Duquesne’s PhD graduates are deans, faculty, and Chief Nursing Officers—most of whom wouldn’t have been able to follow their dreams and earn their PhD in a traditional, on-campus program. This is true for me, Mary Ellen Smith Glasgow. I graduated from Duquesne with my PhD in 2002, transferring after I broke my ankle and was unable to complete my coursework on my personal timeline.
I found the faculty to be knowledgeable, supportive, skilled teachers with their own bodies of research and much to offer students. I attended a doctoral immersion residency and achieved all the other milestones of doctoral students. After graduation, I continued to work and succeed in academe. I achieved tenure and promotion to full professor at a university with very high research activity, always feeling well-prepared and comparable in knowledge and productivity to my faculty colleagues.
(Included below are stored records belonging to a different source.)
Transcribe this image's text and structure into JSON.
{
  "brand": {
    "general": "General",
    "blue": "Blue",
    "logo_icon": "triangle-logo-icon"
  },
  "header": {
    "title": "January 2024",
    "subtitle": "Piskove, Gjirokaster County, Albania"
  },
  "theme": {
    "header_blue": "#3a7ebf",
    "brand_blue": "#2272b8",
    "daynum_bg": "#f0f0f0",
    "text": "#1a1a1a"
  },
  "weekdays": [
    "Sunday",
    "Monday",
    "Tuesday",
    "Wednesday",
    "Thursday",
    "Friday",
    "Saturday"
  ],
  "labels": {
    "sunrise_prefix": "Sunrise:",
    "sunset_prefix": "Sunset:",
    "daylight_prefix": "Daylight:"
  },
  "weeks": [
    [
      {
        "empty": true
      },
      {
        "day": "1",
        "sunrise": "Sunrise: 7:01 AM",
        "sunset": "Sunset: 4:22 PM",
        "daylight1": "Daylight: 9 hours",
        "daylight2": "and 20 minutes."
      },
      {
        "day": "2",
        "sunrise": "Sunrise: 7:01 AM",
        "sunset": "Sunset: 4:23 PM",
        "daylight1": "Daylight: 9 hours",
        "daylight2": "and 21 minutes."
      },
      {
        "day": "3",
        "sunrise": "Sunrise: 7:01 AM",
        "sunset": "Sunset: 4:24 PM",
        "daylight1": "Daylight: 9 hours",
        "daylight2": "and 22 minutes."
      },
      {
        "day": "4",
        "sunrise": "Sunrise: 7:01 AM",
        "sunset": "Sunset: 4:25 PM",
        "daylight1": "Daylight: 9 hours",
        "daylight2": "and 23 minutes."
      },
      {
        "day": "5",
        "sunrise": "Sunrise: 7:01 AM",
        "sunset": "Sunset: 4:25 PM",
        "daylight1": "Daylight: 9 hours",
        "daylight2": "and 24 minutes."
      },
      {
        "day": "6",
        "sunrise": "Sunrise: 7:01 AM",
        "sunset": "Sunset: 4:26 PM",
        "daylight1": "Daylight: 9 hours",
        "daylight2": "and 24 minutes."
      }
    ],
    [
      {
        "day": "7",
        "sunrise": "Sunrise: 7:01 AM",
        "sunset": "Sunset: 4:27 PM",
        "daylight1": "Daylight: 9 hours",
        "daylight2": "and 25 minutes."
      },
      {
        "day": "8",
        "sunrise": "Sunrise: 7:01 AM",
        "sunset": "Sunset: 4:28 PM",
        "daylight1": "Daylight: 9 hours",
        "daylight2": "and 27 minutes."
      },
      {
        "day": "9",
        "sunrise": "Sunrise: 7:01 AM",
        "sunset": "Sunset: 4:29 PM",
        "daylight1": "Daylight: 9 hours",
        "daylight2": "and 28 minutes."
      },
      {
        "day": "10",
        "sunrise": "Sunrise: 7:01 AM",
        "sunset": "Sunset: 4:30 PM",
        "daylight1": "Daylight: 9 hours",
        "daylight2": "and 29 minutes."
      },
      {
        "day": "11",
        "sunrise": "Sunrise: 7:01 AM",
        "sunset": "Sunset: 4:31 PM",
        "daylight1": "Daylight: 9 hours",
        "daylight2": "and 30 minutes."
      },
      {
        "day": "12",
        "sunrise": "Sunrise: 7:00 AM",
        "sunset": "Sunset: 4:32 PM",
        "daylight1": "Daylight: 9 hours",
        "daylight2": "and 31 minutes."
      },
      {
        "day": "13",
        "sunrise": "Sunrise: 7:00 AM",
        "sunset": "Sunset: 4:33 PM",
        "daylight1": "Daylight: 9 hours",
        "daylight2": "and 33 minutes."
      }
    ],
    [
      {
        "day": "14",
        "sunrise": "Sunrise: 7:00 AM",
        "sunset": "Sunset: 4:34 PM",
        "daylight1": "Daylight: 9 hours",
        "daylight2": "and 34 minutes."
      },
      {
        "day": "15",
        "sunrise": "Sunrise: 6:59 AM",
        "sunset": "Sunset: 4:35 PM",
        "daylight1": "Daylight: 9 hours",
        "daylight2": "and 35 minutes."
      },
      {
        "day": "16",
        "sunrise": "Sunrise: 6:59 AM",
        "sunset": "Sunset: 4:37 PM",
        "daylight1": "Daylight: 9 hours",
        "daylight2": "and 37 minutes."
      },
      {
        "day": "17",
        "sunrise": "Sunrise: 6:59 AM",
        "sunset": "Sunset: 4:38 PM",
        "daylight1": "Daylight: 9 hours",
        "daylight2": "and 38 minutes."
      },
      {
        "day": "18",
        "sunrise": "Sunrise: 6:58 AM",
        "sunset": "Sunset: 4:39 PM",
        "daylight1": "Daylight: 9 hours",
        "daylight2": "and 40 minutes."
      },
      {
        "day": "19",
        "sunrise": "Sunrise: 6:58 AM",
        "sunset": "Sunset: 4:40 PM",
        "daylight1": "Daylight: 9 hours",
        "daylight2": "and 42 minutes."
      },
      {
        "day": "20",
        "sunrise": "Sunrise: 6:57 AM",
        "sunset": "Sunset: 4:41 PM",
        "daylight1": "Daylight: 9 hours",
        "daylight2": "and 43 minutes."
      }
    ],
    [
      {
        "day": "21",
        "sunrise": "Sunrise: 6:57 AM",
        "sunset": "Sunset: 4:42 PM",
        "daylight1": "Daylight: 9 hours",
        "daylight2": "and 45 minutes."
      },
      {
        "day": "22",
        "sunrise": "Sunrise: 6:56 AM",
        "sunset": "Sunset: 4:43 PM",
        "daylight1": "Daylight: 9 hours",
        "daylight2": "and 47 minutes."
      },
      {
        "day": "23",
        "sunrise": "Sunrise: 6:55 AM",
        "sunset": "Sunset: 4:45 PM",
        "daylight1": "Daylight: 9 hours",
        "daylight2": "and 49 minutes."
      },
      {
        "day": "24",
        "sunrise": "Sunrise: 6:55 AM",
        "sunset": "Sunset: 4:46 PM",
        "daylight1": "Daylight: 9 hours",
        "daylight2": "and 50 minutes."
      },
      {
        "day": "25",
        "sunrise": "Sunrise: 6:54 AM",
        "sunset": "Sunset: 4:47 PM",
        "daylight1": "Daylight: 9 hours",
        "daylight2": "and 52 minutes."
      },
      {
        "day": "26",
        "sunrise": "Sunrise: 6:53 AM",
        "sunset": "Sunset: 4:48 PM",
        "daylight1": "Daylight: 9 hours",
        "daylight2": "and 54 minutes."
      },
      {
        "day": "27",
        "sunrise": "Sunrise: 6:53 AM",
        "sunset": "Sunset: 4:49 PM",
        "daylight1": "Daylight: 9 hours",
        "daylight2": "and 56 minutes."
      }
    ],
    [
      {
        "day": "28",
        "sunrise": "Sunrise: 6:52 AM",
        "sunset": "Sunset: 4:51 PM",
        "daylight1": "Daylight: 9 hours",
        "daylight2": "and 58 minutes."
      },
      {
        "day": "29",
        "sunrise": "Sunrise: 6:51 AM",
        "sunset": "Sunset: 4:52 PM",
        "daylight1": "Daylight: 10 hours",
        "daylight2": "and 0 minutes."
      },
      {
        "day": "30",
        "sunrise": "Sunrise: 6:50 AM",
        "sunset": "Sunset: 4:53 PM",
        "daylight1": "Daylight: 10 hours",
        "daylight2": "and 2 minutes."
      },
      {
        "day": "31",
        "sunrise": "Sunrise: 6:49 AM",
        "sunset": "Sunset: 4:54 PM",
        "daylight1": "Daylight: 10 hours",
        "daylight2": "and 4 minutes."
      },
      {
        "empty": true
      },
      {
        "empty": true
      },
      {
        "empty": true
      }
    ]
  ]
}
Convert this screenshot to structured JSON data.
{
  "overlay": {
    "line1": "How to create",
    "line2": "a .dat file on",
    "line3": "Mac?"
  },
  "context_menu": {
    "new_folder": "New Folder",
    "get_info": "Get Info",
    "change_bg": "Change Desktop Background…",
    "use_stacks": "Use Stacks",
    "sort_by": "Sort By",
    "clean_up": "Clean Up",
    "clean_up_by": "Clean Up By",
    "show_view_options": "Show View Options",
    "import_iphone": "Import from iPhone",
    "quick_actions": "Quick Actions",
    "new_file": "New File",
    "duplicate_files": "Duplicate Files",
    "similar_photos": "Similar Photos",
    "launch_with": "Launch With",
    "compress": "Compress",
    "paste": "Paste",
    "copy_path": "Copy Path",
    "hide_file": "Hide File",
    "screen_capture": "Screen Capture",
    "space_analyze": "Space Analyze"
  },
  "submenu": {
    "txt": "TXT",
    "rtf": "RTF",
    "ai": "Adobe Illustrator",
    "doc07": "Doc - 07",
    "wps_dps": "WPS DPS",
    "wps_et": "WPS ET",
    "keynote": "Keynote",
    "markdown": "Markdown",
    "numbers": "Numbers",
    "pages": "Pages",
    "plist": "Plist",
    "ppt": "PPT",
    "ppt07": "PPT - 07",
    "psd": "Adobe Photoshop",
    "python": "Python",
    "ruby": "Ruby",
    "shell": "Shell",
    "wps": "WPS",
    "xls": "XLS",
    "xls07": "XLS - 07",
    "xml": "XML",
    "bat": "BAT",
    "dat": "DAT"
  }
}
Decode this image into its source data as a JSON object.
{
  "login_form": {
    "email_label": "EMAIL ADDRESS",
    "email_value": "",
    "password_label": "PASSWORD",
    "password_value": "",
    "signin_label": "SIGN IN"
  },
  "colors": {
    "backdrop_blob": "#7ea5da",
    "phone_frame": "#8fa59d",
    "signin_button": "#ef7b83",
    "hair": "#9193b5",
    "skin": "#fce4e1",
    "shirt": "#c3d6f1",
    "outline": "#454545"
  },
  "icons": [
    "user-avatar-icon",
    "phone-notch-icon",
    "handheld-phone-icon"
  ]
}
Good online learning is more than providing technology infrastructure to enable remote teaching. Online learning requires purposefully designed, and often increased, interactions with students. Professors hold one-on-one virtual office hours and many check-ins outside of regular hours. Clinical disciplines benefit from real-time virtual patient rounds, clinical case studies, and recitations. In addition, those who are new to teaching online may need to evolve how they approach assessment, technology, and time management. Duquesne and other high-quality online programs utilize research-based strategies like these to help train faculty to effectively prepare for teaching in a virtual environment.
The pandemic isn’t the first event to influence public perceptions that quality changes when we move from a lecture hall to a virtual classroom. The introduction of large, often free, online courses created an image of an impersonal, dehumanized experience that lacked the support students need to succeed. Also, the early surge of several for-profit universities created a negative impression that has been hard to overcome. As a result, well before COVID- 19 and the global rush online, virtual learning programs were often viewed as second class citizens.
The negative press and the poor reviews of online programs in the media are far removed from the quality and student success we’ve seen at Duquesne. Universities with quality, successful programs consider the development of students and the discovery of knowledge as integral to their mission, and that doesn’t change if education is offered online. In many instances, due to the use of various technologies, virtual simulations, virtual proctors, and other exam security measures, online learning is no less costly than face-to-face programs, as sometimes reported. The same highly qualified faculty are in the virtual classroom.
The abrupt transition to remote teaching in March 2020 due to COVID-19 was disruptive for many students and faculty. It’s my hope that thoughtfully planned online learning isn’t mistakenly cast out alongside it. Instead, I’m optimistic that this once-in-a-lifetime wake-up call means that quality online programs will become commonplace going forward, because online learning has much to offer our society at this time of crisis and beyond.
Originally published by Pearson Education.
Melissa Kalarchian, PhD, brings a strong research background, passion for teaching and creative leadership to her role as Associate Dean for Research in the Duquesne University School of Nursing. She is a licensed clinical psychologist specializing in behavioral medicine. Her research interests focus on adapting evidence-based lifestyle interventions to meet the needs of vulnerable populations, such as children at risk for obesity and adults undergoing bariatric surgery. Dr. Kalarchian has been an NIH grant review panelist and serves as a peer reviewer for numerous biomedical journals. She has been an active member of the American Society for Metabolic and Bariatric Surgery (ASMBS) and the Eating Disorders Research Society (EDRS), as well as a Fellow of the Obesity Society (FTOS).